planting in clay soil
Hello and thank you for contacting us,
You probably already know that clay soil can be a problem for some plants, and there are a couple of reasons for this. First is that clay soil does not always drain well, and in low areas of a landscape, water may pool for long periods of time, drowning the roots of the plant. The second problem is that clay soils are prone to compaction, and compacted soil may not allow roots to grow properly. This can mean stunted root growth, or in extreme cases, plant failure.
If the soil doesn't drain, and there is standing water in the area, the blue spruce may not survive those conditions. Assuming that the soil drains, these trees have a better chance to establish and thrive. One way to test drainage is to follow the procedure outlined in this publication: https://extension.tennessee.edu/Williamson/Horticulture/Consumer%20Horticulture/DIY%20Soil%20Drainag.... This will help you confirm that the trees will survive at the planting site you have chosen.
When it comes to planting trees, you want to make sure that the root flare (where the trunk widens out into the roots) is not below the soil grade level. This will stress the tree and could lead to failure. For a step-by-step guide, follow this link to more information: http://cru.cahe.wsu.edu/CEPublications/FS047E/FS047E.pdf
The heavy clay soil at your site means that your planting hole should be modified from the instructions in the publication. Instead of 2-3 times as wide as the root ball, you should dig the planting hole five times as wide as the root ball. You will dig a shallow hole, only as deep as the root ball, just as it says in the publication, unless the soil drainage is poor. With poor drainage, you can plant even shallower, so that the root flare is 2-3 inches above grade. If you have to plant it higher because of poor drainage, then it is important to put mulch 2-3 inches deep around the tree, covering the root ball, but keeping it at least 2 inches away from the trunk. Wood chips make a good mulch and are inexpensive.
Young trees need care, especially in the first 2-3 years after planting. You can find more information about this at the following link:http://extension.wsu.edu/spokane/wp-content/uploads/sites/33/2017/07/C118-Tree-Care-15a.pdf
Please let me know if you have any questions, or if I've confused you.
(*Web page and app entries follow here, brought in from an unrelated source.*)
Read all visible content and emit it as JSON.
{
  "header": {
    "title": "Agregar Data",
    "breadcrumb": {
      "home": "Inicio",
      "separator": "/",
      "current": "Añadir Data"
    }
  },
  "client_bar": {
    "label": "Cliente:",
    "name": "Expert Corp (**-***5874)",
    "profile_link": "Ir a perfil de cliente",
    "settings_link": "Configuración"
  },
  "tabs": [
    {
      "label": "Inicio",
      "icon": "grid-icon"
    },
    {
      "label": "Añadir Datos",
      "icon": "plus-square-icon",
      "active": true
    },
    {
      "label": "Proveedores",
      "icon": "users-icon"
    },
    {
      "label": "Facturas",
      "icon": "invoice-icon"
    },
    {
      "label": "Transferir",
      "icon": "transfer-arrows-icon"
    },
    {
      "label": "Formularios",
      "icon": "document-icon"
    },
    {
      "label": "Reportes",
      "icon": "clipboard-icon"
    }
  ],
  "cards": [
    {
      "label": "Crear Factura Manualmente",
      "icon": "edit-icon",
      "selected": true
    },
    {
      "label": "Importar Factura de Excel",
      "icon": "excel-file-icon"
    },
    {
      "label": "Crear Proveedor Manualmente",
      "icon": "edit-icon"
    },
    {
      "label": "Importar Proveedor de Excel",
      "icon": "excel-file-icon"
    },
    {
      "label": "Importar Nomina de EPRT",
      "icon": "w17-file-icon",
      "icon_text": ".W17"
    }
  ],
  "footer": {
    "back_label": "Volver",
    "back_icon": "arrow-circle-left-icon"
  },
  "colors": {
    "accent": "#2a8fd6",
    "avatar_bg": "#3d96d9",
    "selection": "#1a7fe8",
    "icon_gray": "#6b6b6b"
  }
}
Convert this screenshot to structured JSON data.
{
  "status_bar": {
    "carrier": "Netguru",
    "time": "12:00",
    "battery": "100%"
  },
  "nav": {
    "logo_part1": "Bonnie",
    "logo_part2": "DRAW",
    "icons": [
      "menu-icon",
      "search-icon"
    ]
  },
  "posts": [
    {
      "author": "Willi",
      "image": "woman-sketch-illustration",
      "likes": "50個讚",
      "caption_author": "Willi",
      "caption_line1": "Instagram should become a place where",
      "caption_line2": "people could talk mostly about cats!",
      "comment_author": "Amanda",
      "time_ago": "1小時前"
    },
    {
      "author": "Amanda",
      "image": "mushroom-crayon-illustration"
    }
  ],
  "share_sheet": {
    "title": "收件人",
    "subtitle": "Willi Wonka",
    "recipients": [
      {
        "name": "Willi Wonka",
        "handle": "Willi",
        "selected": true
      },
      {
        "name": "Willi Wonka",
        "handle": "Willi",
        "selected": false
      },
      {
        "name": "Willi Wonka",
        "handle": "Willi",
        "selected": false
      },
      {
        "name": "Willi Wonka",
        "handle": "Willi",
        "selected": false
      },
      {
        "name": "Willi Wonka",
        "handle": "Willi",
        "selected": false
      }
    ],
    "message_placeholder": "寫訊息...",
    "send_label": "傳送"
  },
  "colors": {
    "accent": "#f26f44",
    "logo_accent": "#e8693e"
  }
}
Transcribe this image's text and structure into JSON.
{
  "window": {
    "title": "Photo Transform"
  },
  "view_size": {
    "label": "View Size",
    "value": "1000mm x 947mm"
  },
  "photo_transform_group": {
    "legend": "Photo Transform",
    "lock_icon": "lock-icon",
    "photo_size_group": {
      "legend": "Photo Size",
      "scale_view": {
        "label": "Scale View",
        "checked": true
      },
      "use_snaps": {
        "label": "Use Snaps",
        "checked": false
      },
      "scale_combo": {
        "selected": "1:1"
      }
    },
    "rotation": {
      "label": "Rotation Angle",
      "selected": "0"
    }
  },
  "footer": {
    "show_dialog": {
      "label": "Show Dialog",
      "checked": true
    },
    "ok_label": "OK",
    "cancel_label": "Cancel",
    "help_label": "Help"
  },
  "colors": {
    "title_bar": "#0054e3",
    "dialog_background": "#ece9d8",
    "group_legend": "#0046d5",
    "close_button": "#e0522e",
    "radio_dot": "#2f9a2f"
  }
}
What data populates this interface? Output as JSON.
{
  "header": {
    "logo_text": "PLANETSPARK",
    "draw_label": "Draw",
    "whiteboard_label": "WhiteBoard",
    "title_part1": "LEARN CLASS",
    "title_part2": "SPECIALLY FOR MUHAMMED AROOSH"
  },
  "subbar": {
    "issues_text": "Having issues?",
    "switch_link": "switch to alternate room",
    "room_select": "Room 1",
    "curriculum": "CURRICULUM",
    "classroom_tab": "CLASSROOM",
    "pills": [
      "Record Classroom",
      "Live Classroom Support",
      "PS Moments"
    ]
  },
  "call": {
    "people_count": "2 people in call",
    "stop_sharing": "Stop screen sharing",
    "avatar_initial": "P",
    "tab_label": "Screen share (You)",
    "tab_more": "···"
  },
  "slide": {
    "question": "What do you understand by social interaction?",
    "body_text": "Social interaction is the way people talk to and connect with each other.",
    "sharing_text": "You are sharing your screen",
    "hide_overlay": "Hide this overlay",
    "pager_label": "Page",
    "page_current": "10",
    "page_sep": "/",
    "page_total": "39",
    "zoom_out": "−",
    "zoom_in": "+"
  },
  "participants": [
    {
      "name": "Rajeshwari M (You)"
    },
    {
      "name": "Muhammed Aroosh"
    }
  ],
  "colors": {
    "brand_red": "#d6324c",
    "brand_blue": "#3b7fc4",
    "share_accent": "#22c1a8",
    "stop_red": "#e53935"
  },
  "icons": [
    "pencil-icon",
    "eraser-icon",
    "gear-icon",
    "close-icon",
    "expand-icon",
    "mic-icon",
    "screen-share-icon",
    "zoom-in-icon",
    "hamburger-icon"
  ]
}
I'll do my best to help you get your trees off to a good start! Thank you again for contacting us.